Back in May, I wrote about Dell's growing focus on services as a way to win more SMB business. Mentioned in that post were two ways for Dell to expand its service offerings: recruiting channel partners leery of working with service-oriented giants like HP and IBM, and beefing up remote management capabilities through acquisitions of companies like Silverback Technologies.
It doesn't take a genius to see the tension inherent in the two strategies. Through its investments in remote management, Dell could find itself competing with its channel partners.

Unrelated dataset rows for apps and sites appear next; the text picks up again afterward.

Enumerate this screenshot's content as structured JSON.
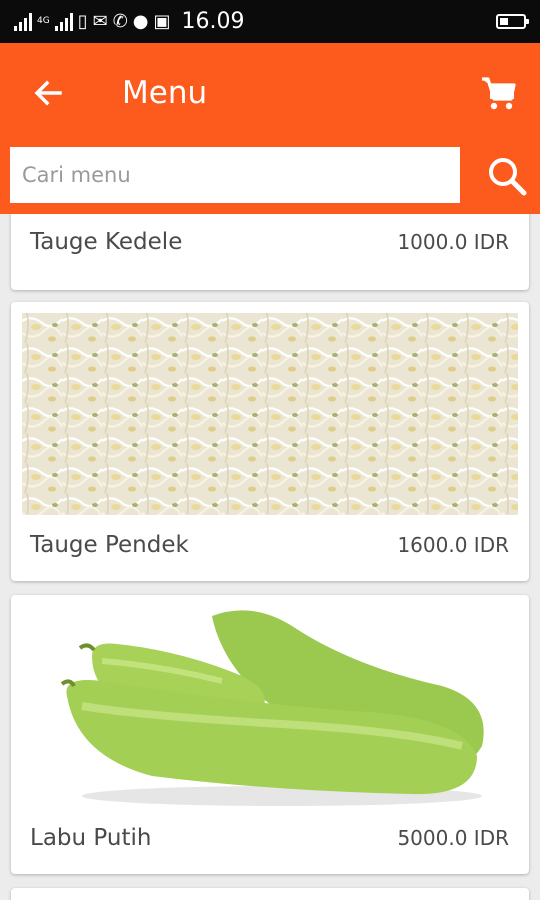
{
  "status_bar": {
    "network_label": "4G",
    "time": "16.09",
    "battery_level": 0.35
  },
  "app_bar": {
    "title": "Menu",
    "back_icon": "arrow-left-icon",
    "cart_icon": "shopping-cart-icon",
    "accent_color": "#fd5a1e"
  },
  "search": {
    "placeholder": "Cari menu",
    "value": "",
    "icon": "search-icon"
  },
  "menu_items": [
    {
      "name": "Tauge Kedele",
      "price": "1000.0 IDR"
    },
    {
      "name": "Tauge Pendek",
      "price": "1600.0 IDR"
    },
    {
      "name": "Labu Putih",
      "price": "5000.0 IDR"
    }
  ]
}
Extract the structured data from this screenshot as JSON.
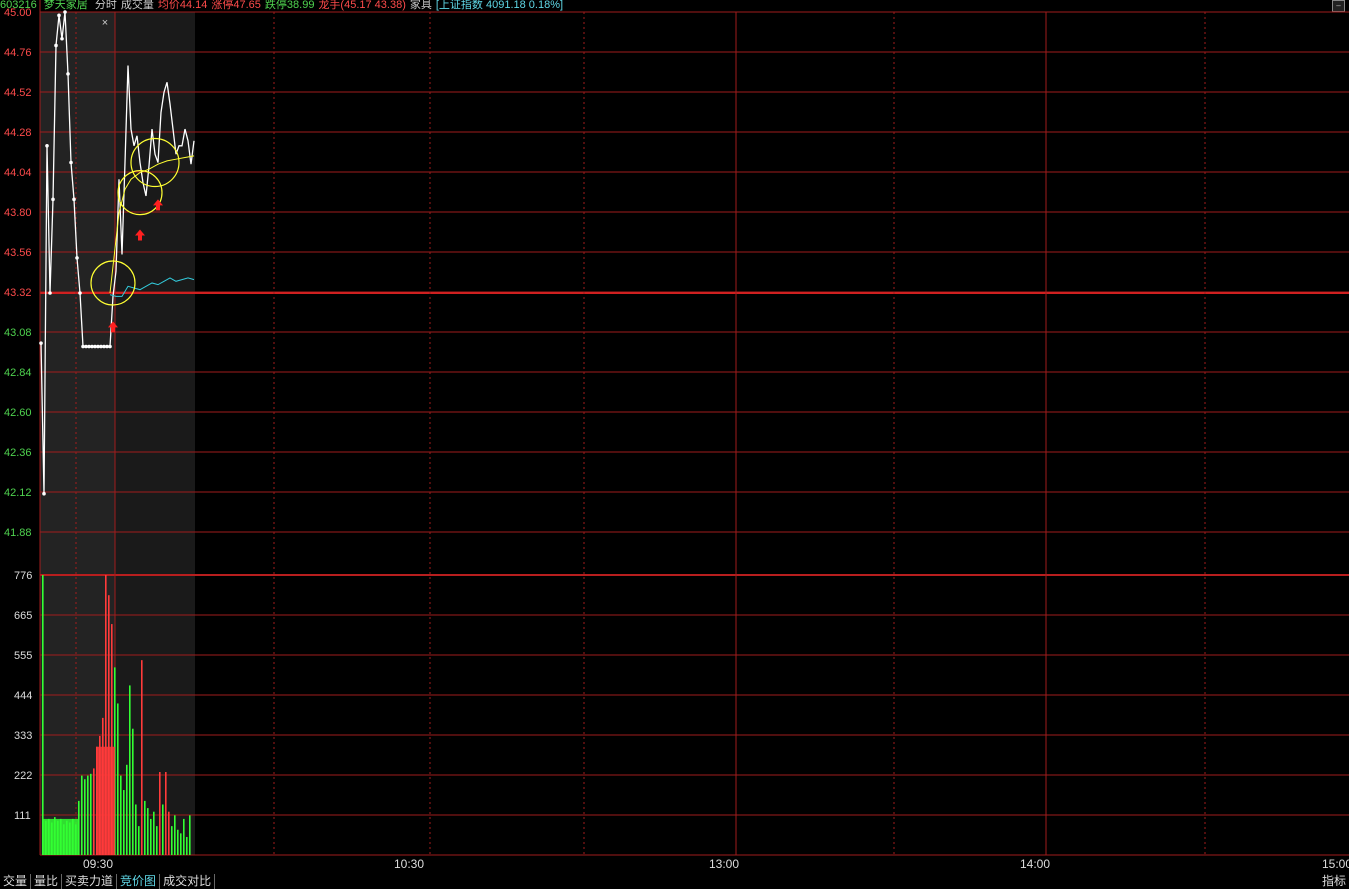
{
  "header": {
    "code": "603216",
    "name": "梦天家居",
    "items": [
      {
        "text": "分时",
        "color": "gray"
      },
      {
        "text": "成交量",
        "color": "gray"
      },
      {
        "text": "均价44.14",
        "color": "red"
      },
      {
        "text": "涨停47.65",
        "color": "red"
      },
      {
        "text": "跌停38.99",
        "color": "green"
      },
      {
        "text": "龙手(45.17 43.38)",
        "color": "red"
      },
      {
        "text": "家具",
        "color": "gray"
      },
      {
        "text": "[上证指数 4091.18 0.18%]",
        "color": "cyan"
      }
    ]
  },
  "colors": {
    "up": "#ff3b3b",
    "down": "#33ff33",
    "price": "#ffffff",
    "avg": "#ffff33",
    "index": "#33ccdd",
    "grid": "#a01c1c",
    "annotation": "#ffff33"
  },
  "chart_data": [
    {
      "type": "line",
      "title": "",
      "ylim": [
        41.64,
        45.0
      ],
      "y_ticks": [
        "45.00",
        "44.76",
        "44.52",
        "44.28",
        "44.04",
        "43.80",
        "43.56",
        "43.32",
        "43.08",
        "42.84",
        "42.60",
        "42.36",
        "42.12",
        "41.88"
      ],
      "x_ticks": [
        "09:30",
        "10:30",
        "13:00",
        "14:00",
        "15:00"
      ],
      "series": [
        {
          "key": "price",
          "x": [
            0,
            1,
            2,
            3,
            4,
            5,
            6,
            7,
            8,
            9,
            10,
            11,
            12,
            13,
            14,
            15,
            16,
            17,
            18,
            19,
            20,
            21,
            22,
            23,
            24,
            25,
            26,
            27,
            28,
            29,
            30,
            31,
            32,
            33,
            34,
            35,
            36,
            37,
            38,
            39,
            40,
            41,
            42,
            43,
            44,
            45,
            46,
            47,
            48,
            49,
            50,
            51
          ],
          "values": [
            43.02,
            42.12,
            44.2,
            43.32,
            43.88,
            44.8,
            44.98,
            44.84,
            45.0,
            44.63,
            44.1,
            43.88,
            43.53,
            43.32,
            43.0,
            43.0,
            43.0,
            43.0,
            43.0,
            43.0,
            43.0,
            43.0,
            43.0,
            43.0,
            43.3,
            43.45,
            44.0,
            43.55,
            44.1,
            44.68,
            44.3,
            44.2,
            44.26,
            44.1,
            43.98,
            43.9,
            44.08,
            44.3,
            44.15,
            44.1,
            44.4,
            44.52,
            44.58,
            44.45,
            44.3,
            44.15,
            44.2,
            44.2,
            44.3,
            44.23,
            44.09,
            44.23
          ]
        },
        {
          "key": "avg",
          "x": [
            23,
            26,
            28,
            30,
            33,
            36,
            39,
            42,
            45,
            48,
            51
          ],
          "values": [
            43.32,
            43.8,
            43.94,
            44.0,
            44.04,
            44.06,
            44.09,
            44.11,
            44.12,
            44.13,
            44.14
          ]
        },
        {
          "key": "index",
          "x": [
            23,
            25,
            27,
            29,
            31,
            33,
            35,
            37,
            39,
            41,
            43,
            45,
            47,
            49,
            51
          ],
          "values": [
            43.31,
            43.3,
            43.3,
            43.36,
            43.35,
            43.34,
            43.36,
            43.38,
            43.37,
            43.39,
            43.41,
            43.39,
            43.4,
            43.41,
            43.4
          ]
        }
      ]
    },
    {
      "type": "bar",
      "title": "",
      "ylim": [
        0,
        776
      ],
      "y_ticks": [
        "776",
        "665",
        "555",
        "444",
        "333",
        "222",
        "111"
      ],
      "bars": [
        [
          2,
          776,
          "down"
        ],
        [
          3,
          95,
          "down"
        ],
        [
          4,
          100,
          "down"
        ],
        [
          5,
          90,
          "down"
        ],
        [
          6,
          105,
          "down"
        ],
        [
          7,
          95,
          "down"
        ],
        [
          8,
          100,
          "down"
        ],
        [
          9,
          85,
          "down"
        ],
        [
          10,
          95,
          "down"
        ],
        [
          11,
          90,
          "down"
        ],
        [
          12,
          100,
          "down"
        ],
        [
          13,
          85,
          "down"
        ],
        [
          14,
          150,
          "down"
        ],
        [
          15,
          220,
          "down"
        ],
        [
          16,
          210,
          "down"
        ],
        [
          17,
          220,
          "down"
        ],
        [
          18,
          225,
          "down"
        ],
        [
          19,
          240,
          "up"
        ],
        [
          20,
          300,
          "up"
        ],
        [
          21,
          330,
          "up"
        ],
        [
          22,
          380,
          "up"
        ],
        [
          23,
          776,
          "up"
        ],
        [
          24,
          720,
          "up"
        ],
        [
          25,
          640,
          "up"
        ],
        [
          26,
          520,
          "down"
        ],
        [
          27,
          420,
          "down"
        ],
        [
          28,
          220,
          "down"
        ],
        [
          29,
          180,
          "down"
        ],
        [
          30,
          250,
          "down"
        ],
        [
          31,
          470,
          "down"
        ],
        [
          32,
          350,
          "down"
        ],
        [
          33,
          140,
          "down"
        ],
        [
          34,
          80,
          "down"
        ],
        [
          35,
          540,
          "up"
        ],
        [
          36,
          150,
          "down"
        ],
        [
          37,
          130,
          "down"
        ],
        [
          38,
          100,
          "down"
        ],
        [
          39,
          120,
          "down"
        ],
        [
          40,
          80,
          "down"
        ],
        [
          41,
          230,
          "up"
        ],
        [
          42,
          140,
          "down"
        ],
        [
          43,
          230,
          "up"
        ],
        [
          44,
          120,
          "up"
        ],
        [
          45,
          80,
          "down"
        ],
        [
          46,
          110,
          "down"
        ],
        [
          47,
          70,
          "down"
        ],
        [
          48,
          60,
          "down"
        ],
        [
          49,
          100,
          "down"
        ],
        [
          50,
          50,
          "down"
        ],
        [
          51,
          110,
          "down"
        ]
      ]
    }
  ],
  "markers": {
    "circles": [
      [
        24,
        43.38
      ],
      [
        33,
        43.92
      ],
      [
        38,
        44.1
      ]
    ],
    "arrows": [
      [
        24,
        43.15
      ],
      [
        33,
        43.7
      ],
      [
        39,
        43.88
      ]
    ]
  },
  "footer": {
    "tabs": [
      {
        "label": "交量",
        "active": false
      },
      {
        "label": "量比",
        "active": false
      },
      {
        "label": "买卖力道",
        "active": false
      },
      {
        "label": "竞价图",
        "active": true
      },
      {
        "label": "成交对比",
        "active": false
      }
    ],
    "right_label": "指标"
  }
}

That's exactly what has happened, according to a scathing editorial by Channel Insider Publisher Lawrence M. Walsh. According to the editorial, Dell is now selling direct-managed services to SMBs with fewer than 499 seats in the metro Dallas and New York City areas. The move "has likely erased any trust and goodwill the company has built since re-entering the channel a little more than a year ago," writes Walsh.
Dell has a history of tenuous relations with its channel partners, writes Walsh. Interestingly, Walsh makes it sound as if Dell has not offered its partners the opportunity to resell Dell services. However, according to Tom Roberts, Dell's global manager of channel services marketing, partners in both Texas and New York do have that opportunity. Dell also encourages partners to register deals, to relieve any worries about Dell poaching customers.
Roberts tells ChannelWeb:
Our direct sales efforts are looking to work with those customers who are working with Dell directly. For customers that have an existing channel partner relationship, we are looking to honor that relationship.
Dell sales representatives will consult a list of certified Dell partners to avoid calling on prospects with existing relationships with those partners, adds Roberts. Dell intends to expand its managed services program to other cities, according to the article.